### PROBLEM DETAILS
Count the lines that contain the string "start" in the records beneath, and respond with the number only.

···

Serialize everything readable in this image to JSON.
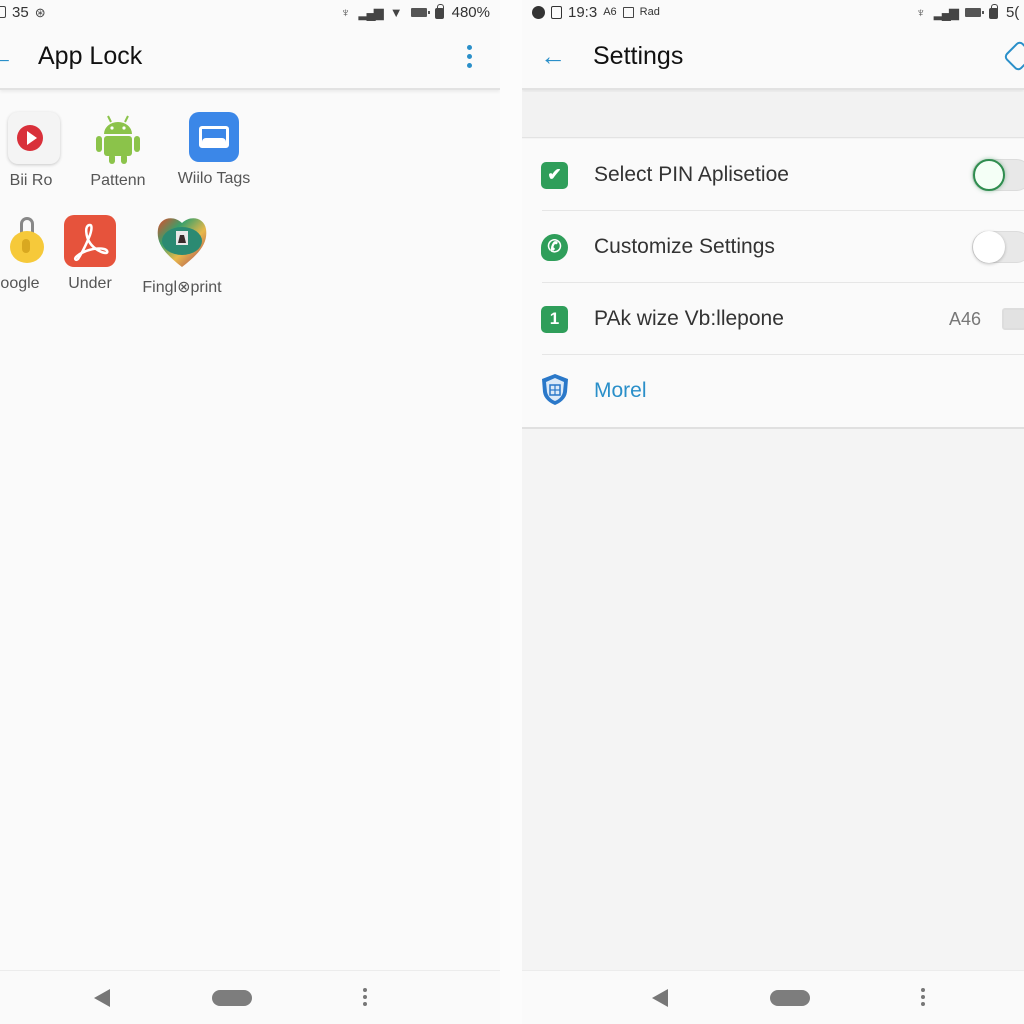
{
  "left_screen": {
    "status_bar": {
      "left_text": "35",
      "right_text": "480%",
      "icons_left": [
        "notification-icon",
        "cast-icon"
      ],
      "icons_right": [
        "hotspot-icon",
        "signal-icon",
        "wifi-icon",
        "battery-icon",
        "lock-icon"
      ]
    },
    "app_bar": {
      "title": "App Lock",
      "back_icon": "←",
      "menu_icon": "overflow-menu-icon"
    },
    "apps": [
      {
        "label": "Bii Ro",
        "icon": "play-icon"
      },
      {
        "label": "Pattenn",
        "icon": "android-icon"
      },
      {
        "label": "Wiilo Tags",
        "icon": "gallery-icon"
      },
      {
        "label": "oogle",
        "icon": "padlock-icon"
      },
      {
        "label": "Under",
        "icon": "acrobat-icon"
      },
      {
        "label": "Fingl⊗print",
        "icon": "heart-badge-icon"
      }
    ],
    "nav_bar": [
      "back",
      "home",
      "menu"
    ]
  },
  "right_screen": {
    "status_bar": {
      "left_text": "19:3",
      "left_suffix": "A6",
      "left_extra": "Rad",
      "right_text": "5("
    },
    "app_bar": {
      "title": "Settings",
      "back_icon": "←"
    },
    "settings": [
      {
        "label": "Select PIN Aplisetioe",
        "icon": "✔",
        "control": "toggle",
        "on": true
      },
      {
        "label": "Customize Settings",
        "icon": "✆",
        "control": "toggle",
        "on": false
      },
      {
        "label": "PAk wize Vb:llepone",
        "icon": "1",
        "control": "value",
        "value": "A46"
      },
      {
        "label": "Morel",
        "icon": "shield",
        "control": "none",
        "link": true
      }
    ],
    "colors": {
      "accent": "#2a8fc9",
      "green": "#2f9e5a",
      "link": "#2a8fc9"
    }
  }
}
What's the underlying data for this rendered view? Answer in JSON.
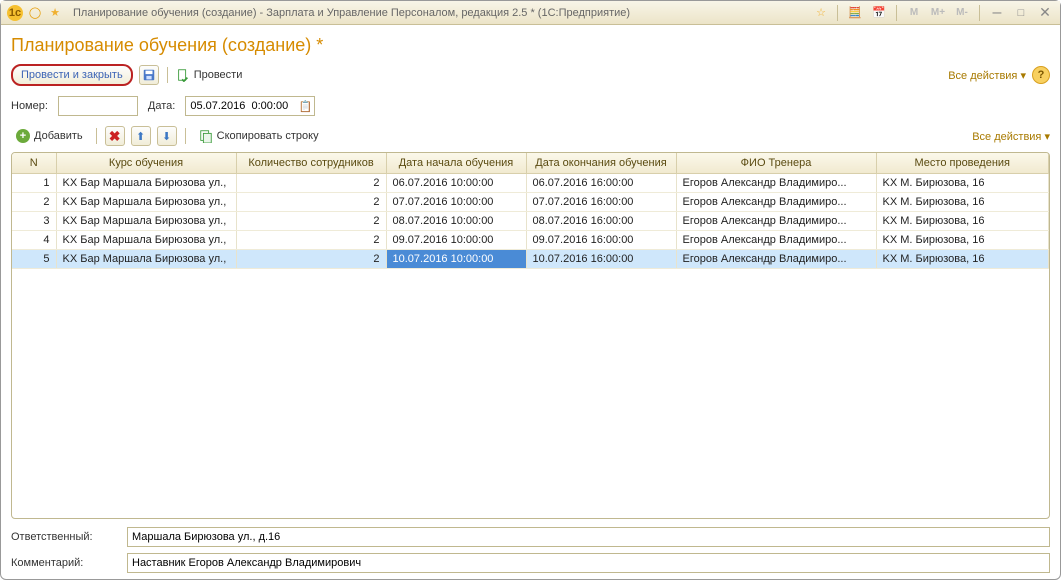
{
  "window": {
    "title": "Планирование обучения (создание) - Зарплата и Управление Персоналом, редакция 2.5 * (1С:Предприятие)"
  },
  "page": {
    "heading": "Планирование обучения (создание) *"
  },
  "toolbar": {
    "submit_close": "Провести и закрыть",
    "submit": "Провести",
    "all_actions": "Все действия"
  },
  "fields": {
    "number_label": "Номер:",
    "number_value": "",
    "date_label": "Дата:",
    "date_value": "05.07.2016  0:00:00"
  },
  "grid_toolbar": {
    "add": "Добавить",
    "copy_row": "Скопировать строку",
    "all_actions": "Все действия"
  },
  "grid": {
    "columns": {
      "n": "N",
      "course": "Курс обучения",
      "qty": "Количество сотрудников",
      "start": "Дата начала обучения",
      "end": "Дата окончания обучения",
      "trainer": "ФИО Тренера",
      "place": "Место проведения"
    },
    "rows": [
      {
        "n": "1",
        "course": "KX Бар Маршала Бирюзова ул.,",
        "qty": "2",
        "start": "06.07.2016 10:00:00",
        "end": "06.07.2016 16:00:00",
        "trainer": "Егоров Александр Владимиро...",
        "place": "KX М. Бирюзова, 16"
      },
      {
        "n": "2",
        "course": "KX Бар Маршала Бирюзова ул.,",
        "qty": "2",
        "start": "07.07.2016 10:00:00",
        "end": "07.07.2016 16:00:00",
        "trainer": "Егоров Александр Владимиро...",
        "place": "KX М. Бирюзова, 16"
      },
      {
        "n": "3",
        "course": "KX Бар Маршала Бирюзова ул.,",
        "qty": "2",
        "start": "08.07.2016 10:00:00",
        "end": "08.07.2016 16:00:00",
        "trainer": "Егоров Александр Владимиро...",
        "place": "KX М. Бирюзова, 16"
      },
      {
        "n": "4",
        "course": "KX Бар Маршала Бирюзова ул.,",
        "qty": "2",
        "start": "09.07.2016 10:00:00",
        "end": "09.07.2016 16:00:00",
        "trainer": "Егоров Александр Владимиро...",
        "place": "KX М. Бирюзова, 16"
      },
      {
        "n": "5",
        "course": "KX Бар Маршала Бирюзова ул.,",
        "qty": "2",
        "start": "10.07.2016 10:00:00",
        "end": "10.07.2016 16:00:00",
        "trainer": "Егоров Александр Владимиро...",
        "place": "KX М. Бирюзова, 16"
      }
    ],
    "selected_index": 4,
    "focus_col": "start"
  },
  "bottom": {
    "responsible_label": "Ответственный:",
    "responsible_value": "Маршала Бирюзова ул., д.16",
    "comment_label": "Комментарий:",
    "comment_value": "Наставник Егоров Александр Владимирович"
  },
  "titlebar_buttons": {
    "m": "M",
    "mp": "M+",
    "mm": "M-"
  }
}
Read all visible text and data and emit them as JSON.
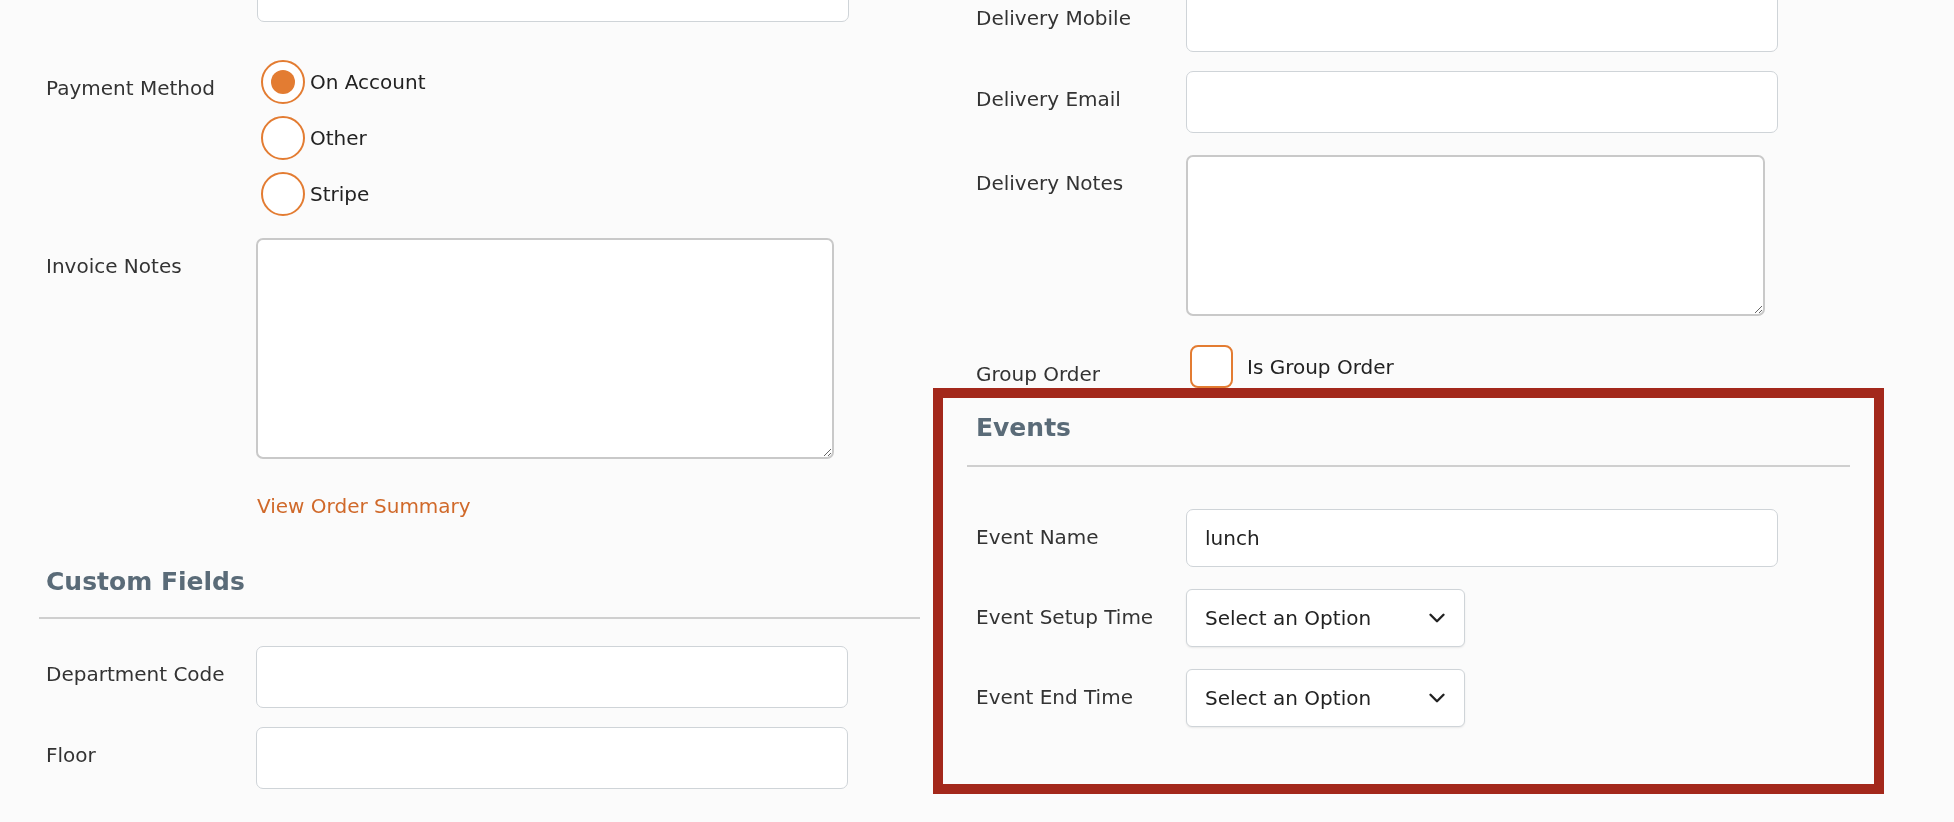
{
  "left_column": {
    "fields": [
      {
        "kind": "input"
      },
      {
        "kind": "radio_group",
        "label": "Payment Method",
        "options": [
          {
            "label": "On Account",
            "selected": true
          },
          {
            "label": "Other",
            "selected": false
          },
          {
            "label": "Stripe",
            "selected": false
          }
        ]
      },
      {
        "kind": "textarea",
        "label": "Invoice Notes"
      }
    ],
    "link": "View Order Summary",
    "custom_fields": {
      "title": "Custom Fields",
      "fields": [
        {
          "kind": "input",
          "label": "Department Code"
        },
        {
          "kind": "input",
          "label": "Floor"
        }
      ]
    }
  },
  "right_column": {
    "fields": [
      {
        "kind": "input",
        "label": "Delivery Mobile"
      },
      {
        "kind": "input",
        "label": "Delivery Email"
      },
      {
        "kind": "textarea",
        "label": "Delivery Notes"
      },
      {
        "kind": "checkbox",
        "label": "Group Order",
        "option": "Is Group Order",
        "checked": false
      }
    ],
    "events": {
      "title": "Events",
      "fields": [
        {
          "kind": "input",
          "label": "Event Name",
          "value": "lunch"
        },
        {
          "kind": "select",
          "label": "Event Setup Time",
          "placeholder": "Select an Option"
        },
        {
          "kind": "select",
          "label": "Event End Time",
          "placeholder": "Select an Option"
        }
      ]
    }
  }
}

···

### ANSWER AREA
7